One third of Gibraltarians have anxiety, 65% are obese and overweight, and 82% eat less than five portions of fruit and vegetables a day, according to a survey by Public Health Gibraltar that nonetheless found most respondents felt they were in good health.
These were among the key findings in a health and lifestyle survey carried out by Public Health Gibraltar earlier this year.
The survey aims to analyse the overall health of Gibraltar against the backdrop of the pandemic, and its findings will aid professionals to lay the foundations of local health care going forward.
The survey was published in draft form on Friday, the last working day for the Director of Public Health, Dr Sohail Bhatti, who ensured it was published before his departure.
“Unfortunately, this is one of my last acts as your Director of Public Health,” Dr Bhatti said.
“I hope, however, that the findings help instigate a dialogue and debate about our health and wellbeing in Gibraltar.”
“The aim is to provide the report in a number of instalments, the first is an overarching report, followed by more deep dives into issues.”
Alcohol consumption, exercise, smoking, gambling and sleep were some of the subjects the team from the Contact Tracing Bureau quizzed 606 respondents on.
Most, some 80%, described themselves as being of good or very good health.
But when the survey drilled deeper into the public’s health and lifestyle, there were different indicators as to the state of Gibraltar’s general health.
“Holding a mirror up to yourself can be daunting and sobering,” Dr Bhatti said.
“This is when we see every blemish, but also our assets.”
“It is noteworthy how highly people rate their health, when on many parameters they are not doing well.”
Key to findings was a sharp increase in reported mental health issues, most prominently anxiety.
Six years ago, in the 2015 health and lifestyle survey, the top five reported illnesses were all to do with physical health.
In fact, mental health was reported the lowest with just 2.4% respondents reporting mental health issues.
Now, after more than a year in a pandemic, anxiety tops the list.
Some 32.5% of respondents have reported having anxiety and 12.5% reported depression.
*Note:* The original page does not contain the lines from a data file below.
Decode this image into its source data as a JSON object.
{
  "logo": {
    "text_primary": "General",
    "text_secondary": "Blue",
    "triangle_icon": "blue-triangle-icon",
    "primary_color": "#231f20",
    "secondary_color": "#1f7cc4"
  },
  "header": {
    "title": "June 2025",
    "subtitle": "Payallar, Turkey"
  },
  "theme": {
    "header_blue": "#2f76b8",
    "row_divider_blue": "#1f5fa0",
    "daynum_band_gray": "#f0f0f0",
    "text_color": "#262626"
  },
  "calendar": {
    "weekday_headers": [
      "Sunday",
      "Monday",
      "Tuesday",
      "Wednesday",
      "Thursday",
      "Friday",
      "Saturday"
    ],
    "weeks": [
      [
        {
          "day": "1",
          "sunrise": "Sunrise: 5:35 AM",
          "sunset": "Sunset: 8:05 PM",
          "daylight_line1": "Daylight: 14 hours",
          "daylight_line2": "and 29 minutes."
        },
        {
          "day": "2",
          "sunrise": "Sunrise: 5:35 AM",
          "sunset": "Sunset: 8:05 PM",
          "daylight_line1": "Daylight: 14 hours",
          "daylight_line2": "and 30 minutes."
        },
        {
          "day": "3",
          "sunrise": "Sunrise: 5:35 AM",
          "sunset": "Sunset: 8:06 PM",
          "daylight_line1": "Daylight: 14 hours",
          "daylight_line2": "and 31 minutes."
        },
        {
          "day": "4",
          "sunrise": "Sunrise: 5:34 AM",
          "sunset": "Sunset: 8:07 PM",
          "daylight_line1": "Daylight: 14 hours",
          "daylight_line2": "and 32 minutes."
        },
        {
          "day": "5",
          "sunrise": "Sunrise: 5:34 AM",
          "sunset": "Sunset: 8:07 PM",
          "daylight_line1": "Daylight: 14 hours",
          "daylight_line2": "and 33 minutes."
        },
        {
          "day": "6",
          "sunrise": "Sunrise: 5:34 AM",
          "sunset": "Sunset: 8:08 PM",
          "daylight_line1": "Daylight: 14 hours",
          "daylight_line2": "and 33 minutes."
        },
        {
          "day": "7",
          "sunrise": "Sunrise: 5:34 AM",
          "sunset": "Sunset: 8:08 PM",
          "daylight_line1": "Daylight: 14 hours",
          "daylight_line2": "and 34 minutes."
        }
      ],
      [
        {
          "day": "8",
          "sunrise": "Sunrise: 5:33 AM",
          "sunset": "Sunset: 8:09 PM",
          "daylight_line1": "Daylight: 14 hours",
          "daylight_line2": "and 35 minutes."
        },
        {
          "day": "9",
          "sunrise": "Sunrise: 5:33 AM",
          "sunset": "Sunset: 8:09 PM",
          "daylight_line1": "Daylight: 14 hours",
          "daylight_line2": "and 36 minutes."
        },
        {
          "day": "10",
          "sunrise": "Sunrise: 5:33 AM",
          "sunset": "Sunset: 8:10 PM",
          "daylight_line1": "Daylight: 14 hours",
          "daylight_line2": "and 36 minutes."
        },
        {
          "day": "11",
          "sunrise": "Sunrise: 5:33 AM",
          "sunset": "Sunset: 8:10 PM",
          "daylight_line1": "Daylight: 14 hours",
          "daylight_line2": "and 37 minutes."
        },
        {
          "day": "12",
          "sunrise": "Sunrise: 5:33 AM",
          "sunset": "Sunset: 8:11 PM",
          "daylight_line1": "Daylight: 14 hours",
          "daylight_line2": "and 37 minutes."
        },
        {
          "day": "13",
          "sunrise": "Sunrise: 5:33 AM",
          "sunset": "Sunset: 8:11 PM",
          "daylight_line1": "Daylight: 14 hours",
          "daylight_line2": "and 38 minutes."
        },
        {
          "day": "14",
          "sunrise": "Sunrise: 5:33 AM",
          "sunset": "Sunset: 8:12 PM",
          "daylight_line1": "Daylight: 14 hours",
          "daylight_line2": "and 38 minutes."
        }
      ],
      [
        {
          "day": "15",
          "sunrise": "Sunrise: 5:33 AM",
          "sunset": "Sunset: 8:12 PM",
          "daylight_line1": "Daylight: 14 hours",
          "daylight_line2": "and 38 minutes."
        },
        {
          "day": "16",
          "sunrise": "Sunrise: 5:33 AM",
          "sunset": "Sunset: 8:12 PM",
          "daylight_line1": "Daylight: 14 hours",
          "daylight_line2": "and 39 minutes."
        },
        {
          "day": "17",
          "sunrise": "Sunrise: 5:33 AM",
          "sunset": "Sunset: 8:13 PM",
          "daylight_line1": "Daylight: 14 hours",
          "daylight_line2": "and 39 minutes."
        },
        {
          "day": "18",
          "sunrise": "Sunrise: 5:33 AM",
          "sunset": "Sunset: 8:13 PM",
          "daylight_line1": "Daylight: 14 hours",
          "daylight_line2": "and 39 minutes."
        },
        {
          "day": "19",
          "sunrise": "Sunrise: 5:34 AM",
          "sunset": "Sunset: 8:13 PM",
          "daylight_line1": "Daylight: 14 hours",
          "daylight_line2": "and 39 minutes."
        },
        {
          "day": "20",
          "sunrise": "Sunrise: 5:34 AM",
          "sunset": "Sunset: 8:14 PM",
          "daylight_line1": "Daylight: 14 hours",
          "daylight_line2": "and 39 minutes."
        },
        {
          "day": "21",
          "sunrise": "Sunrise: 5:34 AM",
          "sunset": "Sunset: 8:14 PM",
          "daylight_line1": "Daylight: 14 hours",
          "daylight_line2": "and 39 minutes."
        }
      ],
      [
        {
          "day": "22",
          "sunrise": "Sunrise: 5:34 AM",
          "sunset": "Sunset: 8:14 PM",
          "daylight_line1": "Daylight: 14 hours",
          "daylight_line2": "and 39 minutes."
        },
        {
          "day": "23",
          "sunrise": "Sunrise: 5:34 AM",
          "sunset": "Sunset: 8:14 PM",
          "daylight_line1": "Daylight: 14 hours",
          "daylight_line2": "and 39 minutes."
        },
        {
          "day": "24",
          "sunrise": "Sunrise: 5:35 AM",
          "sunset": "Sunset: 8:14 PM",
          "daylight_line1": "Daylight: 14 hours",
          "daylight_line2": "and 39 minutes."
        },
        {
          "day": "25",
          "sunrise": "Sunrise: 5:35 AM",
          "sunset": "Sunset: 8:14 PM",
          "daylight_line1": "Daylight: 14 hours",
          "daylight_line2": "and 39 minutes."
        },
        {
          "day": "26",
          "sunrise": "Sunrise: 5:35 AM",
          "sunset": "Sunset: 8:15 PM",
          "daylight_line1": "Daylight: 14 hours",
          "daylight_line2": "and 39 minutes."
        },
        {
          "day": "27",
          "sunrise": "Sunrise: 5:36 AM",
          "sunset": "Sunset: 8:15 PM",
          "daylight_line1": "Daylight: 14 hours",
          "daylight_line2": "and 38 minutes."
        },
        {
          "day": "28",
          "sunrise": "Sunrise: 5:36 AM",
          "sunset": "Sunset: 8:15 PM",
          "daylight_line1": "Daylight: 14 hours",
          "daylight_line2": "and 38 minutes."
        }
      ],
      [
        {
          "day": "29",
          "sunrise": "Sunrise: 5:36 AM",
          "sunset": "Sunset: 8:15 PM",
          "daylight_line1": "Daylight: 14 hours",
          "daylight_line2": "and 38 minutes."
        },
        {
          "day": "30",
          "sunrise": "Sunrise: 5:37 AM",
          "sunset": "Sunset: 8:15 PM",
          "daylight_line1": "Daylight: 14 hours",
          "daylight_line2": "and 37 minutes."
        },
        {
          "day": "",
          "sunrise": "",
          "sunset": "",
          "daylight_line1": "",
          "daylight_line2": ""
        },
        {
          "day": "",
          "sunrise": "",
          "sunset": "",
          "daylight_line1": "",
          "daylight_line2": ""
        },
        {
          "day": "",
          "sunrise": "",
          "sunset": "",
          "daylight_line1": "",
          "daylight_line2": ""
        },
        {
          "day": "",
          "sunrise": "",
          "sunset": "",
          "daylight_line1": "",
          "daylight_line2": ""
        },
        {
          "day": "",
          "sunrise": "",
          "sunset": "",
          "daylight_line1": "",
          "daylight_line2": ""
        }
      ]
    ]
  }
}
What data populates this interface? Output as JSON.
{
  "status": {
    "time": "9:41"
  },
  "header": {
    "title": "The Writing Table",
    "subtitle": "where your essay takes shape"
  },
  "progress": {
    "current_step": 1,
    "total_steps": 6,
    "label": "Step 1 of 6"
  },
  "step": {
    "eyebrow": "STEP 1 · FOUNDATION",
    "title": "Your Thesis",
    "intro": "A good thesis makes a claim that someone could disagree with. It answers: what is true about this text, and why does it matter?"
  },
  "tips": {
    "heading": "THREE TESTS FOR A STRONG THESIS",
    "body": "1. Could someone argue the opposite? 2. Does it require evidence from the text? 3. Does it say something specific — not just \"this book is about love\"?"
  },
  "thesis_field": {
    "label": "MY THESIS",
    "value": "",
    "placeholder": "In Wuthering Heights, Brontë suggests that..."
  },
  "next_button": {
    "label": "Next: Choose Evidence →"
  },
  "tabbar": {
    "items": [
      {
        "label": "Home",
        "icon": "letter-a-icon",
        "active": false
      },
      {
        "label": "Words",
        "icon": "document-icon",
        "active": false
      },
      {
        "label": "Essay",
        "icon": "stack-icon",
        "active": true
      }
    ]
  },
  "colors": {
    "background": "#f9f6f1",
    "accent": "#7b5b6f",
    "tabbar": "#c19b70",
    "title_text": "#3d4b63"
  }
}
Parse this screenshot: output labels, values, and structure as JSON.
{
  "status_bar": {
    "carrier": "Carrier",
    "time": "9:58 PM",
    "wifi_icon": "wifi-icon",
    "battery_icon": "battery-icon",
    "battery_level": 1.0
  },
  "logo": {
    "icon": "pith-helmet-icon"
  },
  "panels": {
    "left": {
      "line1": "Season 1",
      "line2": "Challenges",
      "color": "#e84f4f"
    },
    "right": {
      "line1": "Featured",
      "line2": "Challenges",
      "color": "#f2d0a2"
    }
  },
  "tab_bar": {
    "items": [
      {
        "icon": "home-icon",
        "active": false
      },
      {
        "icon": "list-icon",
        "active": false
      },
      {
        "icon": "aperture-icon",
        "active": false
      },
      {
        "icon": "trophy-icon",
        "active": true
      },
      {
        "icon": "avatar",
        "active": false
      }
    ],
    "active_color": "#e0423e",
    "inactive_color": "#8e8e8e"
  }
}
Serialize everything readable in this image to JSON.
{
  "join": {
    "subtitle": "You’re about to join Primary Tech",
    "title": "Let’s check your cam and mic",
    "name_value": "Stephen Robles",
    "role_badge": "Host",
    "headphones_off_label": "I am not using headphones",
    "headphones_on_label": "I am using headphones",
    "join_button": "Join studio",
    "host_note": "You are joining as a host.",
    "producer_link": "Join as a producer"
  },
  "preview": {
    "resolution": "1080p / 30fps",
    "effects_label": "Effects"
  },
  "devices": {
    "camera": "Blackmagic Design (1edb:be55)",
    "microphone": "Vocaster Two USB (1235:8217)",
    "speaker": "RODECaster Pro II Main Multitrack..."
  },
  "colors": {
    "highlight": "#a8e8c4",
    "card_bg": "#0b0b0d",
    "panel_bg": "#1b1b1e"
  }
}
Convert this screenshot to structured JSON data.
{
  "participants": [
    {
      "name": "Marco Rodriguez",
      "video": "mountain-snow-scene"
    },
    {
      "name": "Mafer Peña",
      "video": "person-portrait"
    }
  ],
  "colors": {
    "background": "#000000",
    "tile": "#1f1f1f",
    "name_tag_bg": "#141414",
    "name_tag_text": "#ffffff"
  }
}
“It is worth noting that, in 2015, mental health was not differentiated in the answers given, where as in 2021 respondents could pick anxiety or depression amongst physical health,” the survey said.
“This may have contributed to the lower numbers seen on mental health response in 2015, however the 2021 survey is likely reflecting mental health as a result of the Covid-19 pandemic.”
The survey noted that, in the UK, similar studies had found 27.5% had reported a mental health condition, for instance depression, anxiety or an eating disorder.
The Gibraltar figures cut above that of UK just for anxiety.
Among the highest reported illnesses in 2021 were arthritis (26.7%) and chronic back pain (22.6%), followed by hypertension (19%) and visual disorder (18%), insomnia (13.6%), asthma (11.9%) and diabetes (10.1%).
In comparison, in 2015 the top five illnesses mentioned by respondents were hypertension (12.5%), arthritis (10.0%), diabetes (9.5%), respiratory conditions (8.1%) and heart disease (5.2%), all physical health with mental health illness reported amongst the lowest (2.4%).
Gibraltar also did not fare well with obesity, the majority (65.5%) of respondents were classed as overweight or obese.
But the accuracy of this figure could be debated as respondents are more likely to underreport their weight.
“The true levels of obesity may be higher as it is well known that self-reporting often leads to underestimation of weight and overestimation of height,” the survey said.
The survey found that more people are overweight and obese than in 2015, when the figure stood at 59%.
The 2021 results also found that Gibraltar respondents felt they were the right weight for their height even though they were actually overweight or even obese.